46. The Code on Social Security 2020 (Code), which received the Presidential Assent on September 28, 2020, subsumes nine laws relating to social security, retirement and employee benefits, including the Employee Provident Fund and Miscellaneous Provisions Act, 1952 and the Payment of Gratuity Act, 1972. The effective date of the Code is yet to be notified. The Company will assess the impact of the Code when it comes into effect and will record related impact thereon.

47. Subsequent to year end, the Company has issued 1,153,845 equity shares with face value of INR each, at a premium of INR 5,190 each aggregating to INR 5,999.99 million. Further, the Company has incurred expenses of approx. INR 89 million towards issuance of such equity shares which will be adjusted from the securities premium account.

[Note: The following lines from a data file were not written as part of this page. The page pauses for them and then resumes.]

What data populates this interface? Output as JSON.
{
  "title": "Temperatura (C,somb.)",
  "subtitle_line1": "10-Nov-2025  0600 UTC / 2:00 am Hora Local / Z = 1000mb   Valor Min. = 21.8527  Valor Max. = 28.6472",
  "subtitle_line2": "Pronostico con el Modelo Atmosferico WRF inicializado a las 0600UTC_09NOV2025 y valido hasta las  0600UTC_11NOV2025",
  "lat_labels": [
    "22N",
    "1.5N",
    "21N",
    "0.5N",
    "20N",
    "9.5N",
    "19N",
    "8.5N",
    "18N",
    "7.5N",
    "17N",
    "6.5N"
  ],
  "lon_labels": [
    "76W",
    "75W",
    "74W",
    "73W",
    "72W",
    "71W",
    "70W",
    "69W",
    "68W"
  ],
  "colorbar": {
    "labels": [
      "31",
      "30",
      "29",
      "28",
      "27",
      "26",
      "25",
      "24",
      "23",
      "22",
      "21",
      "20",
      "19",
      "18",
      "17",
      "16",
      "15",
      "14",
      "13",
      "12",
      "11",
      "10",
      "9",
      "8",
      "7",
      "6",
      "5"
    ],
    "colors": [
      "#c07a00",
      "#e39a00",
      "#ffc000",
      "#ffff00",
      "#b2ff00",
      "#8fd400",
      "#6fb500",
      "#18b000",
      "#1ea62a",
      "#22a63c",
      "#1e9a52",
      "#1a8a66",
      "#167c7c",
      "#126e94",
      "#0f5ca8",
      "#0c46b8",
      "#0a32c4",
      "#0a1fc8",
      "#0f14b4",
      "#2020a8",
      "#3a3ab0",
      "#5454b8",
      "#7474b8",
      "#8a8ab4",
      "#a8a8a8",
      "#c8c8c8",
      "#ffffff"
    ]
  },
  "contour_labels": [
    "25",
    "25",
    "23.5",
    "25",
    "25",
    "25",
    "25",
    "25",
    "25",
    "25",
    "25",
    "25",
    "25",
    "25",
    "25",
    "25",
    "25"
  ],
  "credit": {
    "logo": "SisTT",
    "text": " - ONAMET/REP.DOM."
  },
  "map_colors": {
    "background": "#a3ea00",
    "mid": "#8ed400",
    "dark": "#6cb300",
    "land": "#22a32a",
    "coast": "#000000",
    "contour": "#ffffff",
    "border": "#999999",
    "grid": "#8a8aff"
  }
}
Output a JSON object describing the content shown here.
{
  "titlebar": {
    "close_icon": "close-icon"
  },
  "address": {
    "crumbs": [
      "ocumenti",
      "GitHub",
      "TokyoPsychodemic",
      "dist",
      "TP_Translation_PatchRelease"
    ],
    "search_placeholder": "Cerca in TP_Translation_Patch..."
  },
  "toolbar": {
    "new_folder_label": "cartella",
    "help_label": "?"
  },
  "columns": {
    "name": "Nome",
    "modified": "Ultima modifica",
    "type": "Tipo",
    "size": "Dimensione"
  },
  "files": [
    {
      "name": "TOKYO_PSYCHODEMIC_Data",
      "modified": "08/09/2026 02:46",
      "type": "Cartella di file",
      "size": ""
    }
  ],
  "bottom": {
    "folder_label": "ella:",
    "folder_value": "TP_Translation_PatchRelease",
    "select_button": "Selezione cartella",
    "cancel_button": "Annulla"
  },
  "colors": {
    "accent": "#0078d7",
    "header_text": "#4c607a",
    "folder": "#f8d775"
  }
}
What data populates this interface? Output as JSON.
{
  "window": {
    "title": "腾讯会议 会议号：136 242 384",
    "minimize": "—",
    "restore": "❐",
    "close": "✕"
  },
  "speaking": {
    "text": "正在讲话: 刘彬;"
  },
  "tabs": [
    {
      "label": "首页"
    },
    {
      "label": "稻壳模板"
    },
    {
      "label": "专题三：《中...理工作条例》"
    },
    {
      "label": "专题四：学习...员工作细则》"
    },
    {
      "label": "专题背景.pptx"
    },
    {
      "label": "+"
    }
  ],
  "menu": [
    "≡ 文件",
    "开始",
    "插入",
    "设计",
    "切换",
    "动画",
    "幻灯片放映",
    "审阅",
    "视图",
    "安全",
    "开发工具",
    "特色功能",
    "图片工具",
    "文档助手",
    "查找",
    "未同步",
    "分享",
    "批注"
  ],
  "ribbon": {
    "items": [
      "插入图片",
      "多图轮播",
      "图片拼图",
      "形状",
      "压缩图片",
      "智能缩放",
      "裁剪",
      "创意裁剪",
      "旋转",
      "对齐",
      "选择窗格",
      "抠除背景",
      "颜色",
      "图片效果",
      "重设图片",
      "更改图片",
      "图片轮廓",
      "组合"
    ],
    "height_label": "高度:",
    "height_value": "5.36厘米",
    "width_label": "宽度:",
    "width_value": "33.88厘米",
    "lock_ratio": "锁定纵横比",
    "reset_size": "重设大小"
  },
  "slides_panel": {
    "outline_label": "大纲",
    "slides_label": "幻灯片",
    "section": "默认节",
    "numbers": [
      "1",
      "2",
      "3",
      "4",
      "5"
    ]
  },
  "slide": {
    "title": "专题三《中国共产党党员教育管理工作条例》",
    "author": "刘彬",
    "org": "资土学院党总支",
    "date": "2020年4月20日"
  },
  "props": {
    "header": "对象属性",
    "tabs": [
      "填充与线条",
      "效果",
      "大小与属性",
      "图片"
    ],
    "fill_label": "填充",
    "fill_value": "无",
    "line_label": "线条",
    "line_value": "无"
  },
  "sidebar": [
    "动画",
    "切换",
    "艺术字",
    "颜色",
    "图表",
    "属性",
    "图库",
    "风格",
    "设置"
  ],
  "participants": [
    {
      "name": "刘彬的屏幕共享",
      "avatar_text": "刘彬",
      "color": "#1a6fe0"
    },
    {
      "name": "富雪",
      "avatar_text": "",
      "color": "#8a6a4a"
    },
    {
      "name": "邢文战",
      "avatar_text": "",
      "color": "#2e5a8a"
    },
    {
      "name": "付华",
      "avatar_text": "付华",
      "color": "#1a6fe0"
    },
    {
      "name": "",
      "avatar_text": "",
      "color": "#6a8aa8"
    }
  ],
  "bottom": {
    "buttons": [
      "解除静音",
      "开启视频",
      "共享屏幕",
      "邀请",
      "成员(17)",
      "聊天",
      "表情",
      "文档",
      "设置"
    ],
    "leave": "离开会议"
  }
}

48. Previous year figures have been regrouped / reclassified, where necessary, to conform to this year's classification.

44. On August 08, 2020, the Company had made a strategic, non-controlling investment and acquired 8% stake on a fully diluted basis in Talent Unlimited Online Services Private Limited (“Bobble”) for a consideration of INR 198.00 million through Compulsory Convertible Preference Shares (“CCPS”). Additionally, the Company has also entered into an exclusive monetisation agreement for Bobble's intellectual property, which also provides rights to the Company to acquire an additional ownership upto 10.74% of Bobble, through subscription to CCPS and equity shares at a pre-agreed consideration upon meeting of conditions as defined in the monetisation agreement. The addon technology required to monetise was validated during the current year. Accordingly, basis the fair valuation assessment undertaken by an independent valuer on January 31, 2021, and the date of initial recognition being February 15, 2021, the Company has accounted for such rights (call options) amounting to INR 237.80 million as a derivative asset as per Ind-AS 109 with a corresponding credit to contract liabilities to be recognised through statement of profit and loss account over a period of 12-18 months. The derivative asset has been fair valued as at year end and there is no material change from initial recognition. Further, the initial investment made by the Company have been fair valued as at the year end and an amount of INR 34.12 million has been recognised as fair value gain on financial instruments in the statement of profit and loss account.

45. The Finance Act, 2021 has introduced an amendment to section 32 of the Income Tax Act, 1961, whereby Goodwill of a business will not be considered as a depreciable asset and depreciation on goodwill will not be allowed as deductible expenditure effective April 1, 2020. In accordance with the requirements of Ind AS 12 -Income Taxes, the Company has recognised one-time tax expense amounting to INR 14.18 million for the year ended March 31, 2021 respectively being the deferred tax liabilities recognized by the Company on difference between book basis and tax basis of goodwill consequent upon enactment of above provisions. This deferred tax liability is not expected to be a cash outflow in the future and its reversal is deemed unlikely as the value of its associated goodwill is expected by value in use.